**Dataset rows describing interfaces**
=====

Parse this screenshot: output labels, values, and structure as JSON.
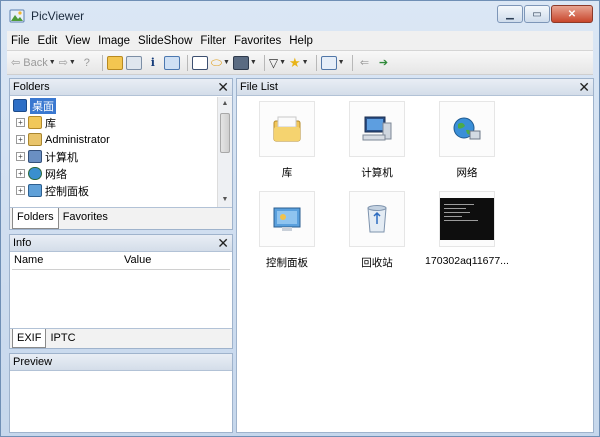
{
  "window": {
    "title": "PicViewer"
  },
  "menu": [
    "File",
    "Edit",
    "View",
    "Image",
    "SlideShow",
    "Filter",
    "Favorites",
    "Help"
  ],
  "menu_accel": [
    "F",
    "E",
    "V",
    "I",
    "S",
    "F",
    "a",
    "H"
  ],
  "toolbar": {
    "back_label": "Back"
  },
  "folders": {
    "header": "Folders",
    "selected": "桌面",
    "items": [
      "库",
      "Administrator",
      "计算机",
      "网络",
      "控制面板"
    ],
    "tabs": [
      "Folders",
      "Favorites"
    ]
  },
  "info": {
    "header": "Info",
    "columns": [
      "Name",
      "Value"
    ],
    "tabs": [
      "EXIF",
      "IPTC"
    ]
  },
  "preview": {
    "header": "Preview"
  },
  "filelist": {
    "header": "File List",
    "items": [
      "库",
      "计算机",
      "网络",
      "控制面板",
      "回收站",
      "170302aq11677..."
    ]
  },
  "colors": {
    "selection": "#3a78d0",
    "close_button": "#c8462c",
    "panel_header": "#d4dde9"
  }
}
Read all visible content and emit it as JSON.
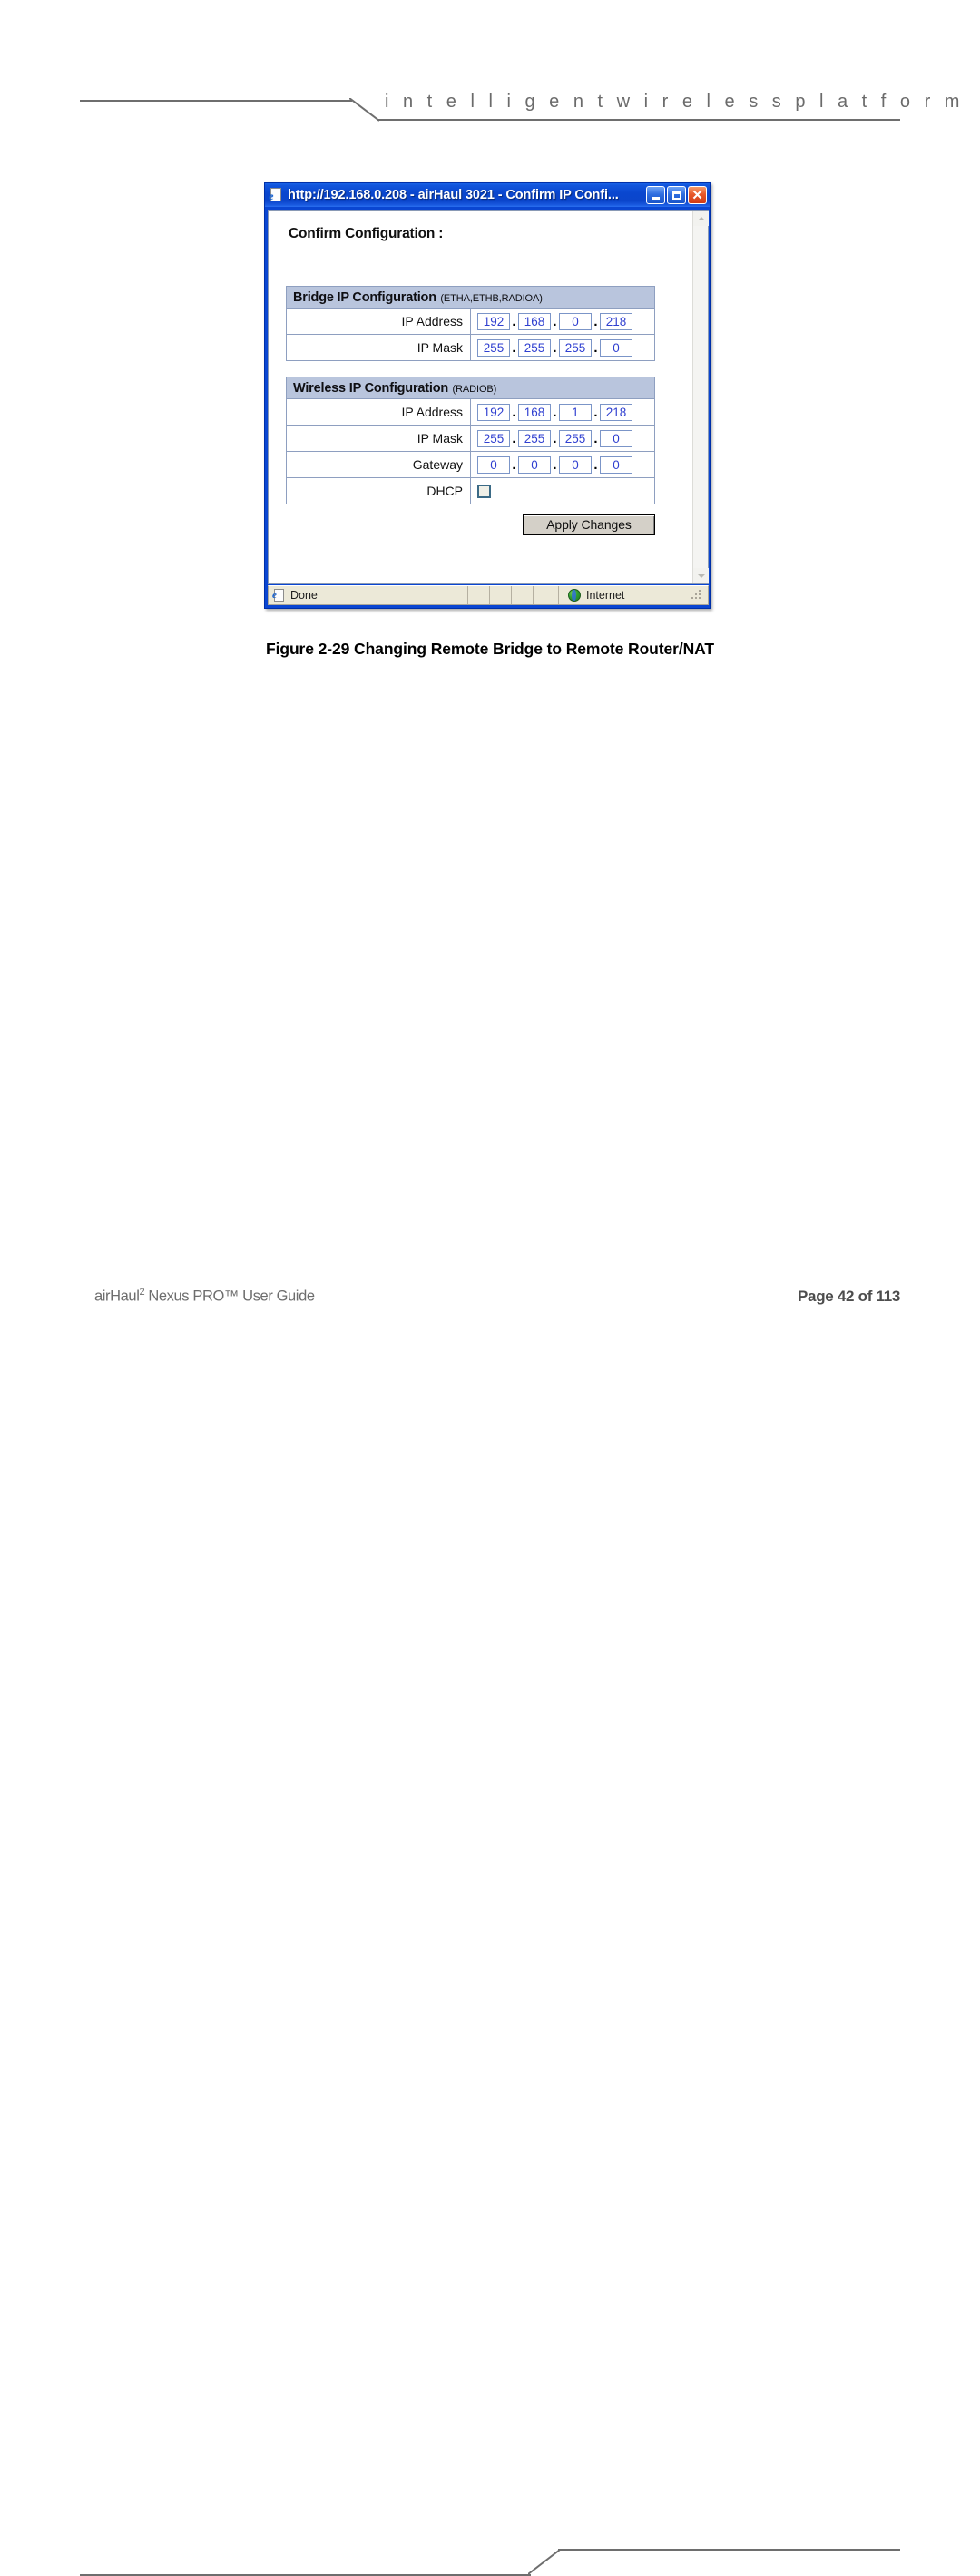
{
  "header": {
    "tagline": "i n t e l l i g e n t     w i r e l e s s     p l a t f o r m"
  },
  "browser": {
    "title": "http://192.168.0.208 - airHaul 3021 - Confirm IP Confi...",
    "window_buttons": {
      "minimize": "minimize",
      "maximize": "maximize",
      "close": "close"
    },
    "page": {
      "heading": "Confirm Configuration :",
      "sections": [
        {
          "title": "Bridge IP Configuration",
          "subtitle": "(ETHA,ETHB,RADIOA)",
          "rows": [
            {
              "label": "IP Address",
              "type": "ip",
              "octets": [
                "192",
                "168",
                "0",
                "218"
              ]
            },
            {
              "label": "IP Mask",
              "type": "ip",
              "octets": [
                "255",
                "255",
                "255",
                "0"
              ]
            }
          ]
        },
        {
          "title": "Wireless IP Configuration",
          "subtitle": "(RADIOB)",
          "rows": [
            {
              "label": "IP Address",
              "type": "ip",
              "octets": [
                "192",
                "168",
                "1",
                "218"
              ]
            },
            {
              "label": "IP Mask",
              "type": "ip",
              "octets": [
                "255",
                "255",
                "255",
                "0"
              ]
            },
            {
              "label": "Gateway",
              "type": "ip",
              "octets": [
                "0",
                "0",
                "0",
                "0"
              ]
            },
            {
              "label": "DHCP",
              "type": "checkbox",
              "checked": false
            }
          ]
        }
      ],
      "apply_button": "Apply Changes"
    },
    "statusbar": {
      "status": "Done",
      "zone": "Internet"
    }
  },
  "figure": {
    "caption": "Figure 2-29 Changing Remote Bridge to Remote Router/NAT"
  },
  "footer": {
    "left_main": "airHaul",
    "left_sup": "2",
    "left_rest": " Nexus PRO™ User Guide",
    "page_label": "Page 42 of 113"
  },
  "colors": {
    "titlebar_blue": "#0a46d2",
    "section_header": "#b9c5dd",
    "input_text": "#2f3fd0",
    "statusbar": "#ece9d8",
    "rule_gray": "#6e6e6e"
  }
}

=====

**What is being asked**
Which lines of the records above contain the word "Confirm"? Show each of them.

**Solution for this problem**
    "title": "http://192.168.0.208 - airHaul 3021 - Confirm IP Confi...",
      "heading": "Confirm Configuration :",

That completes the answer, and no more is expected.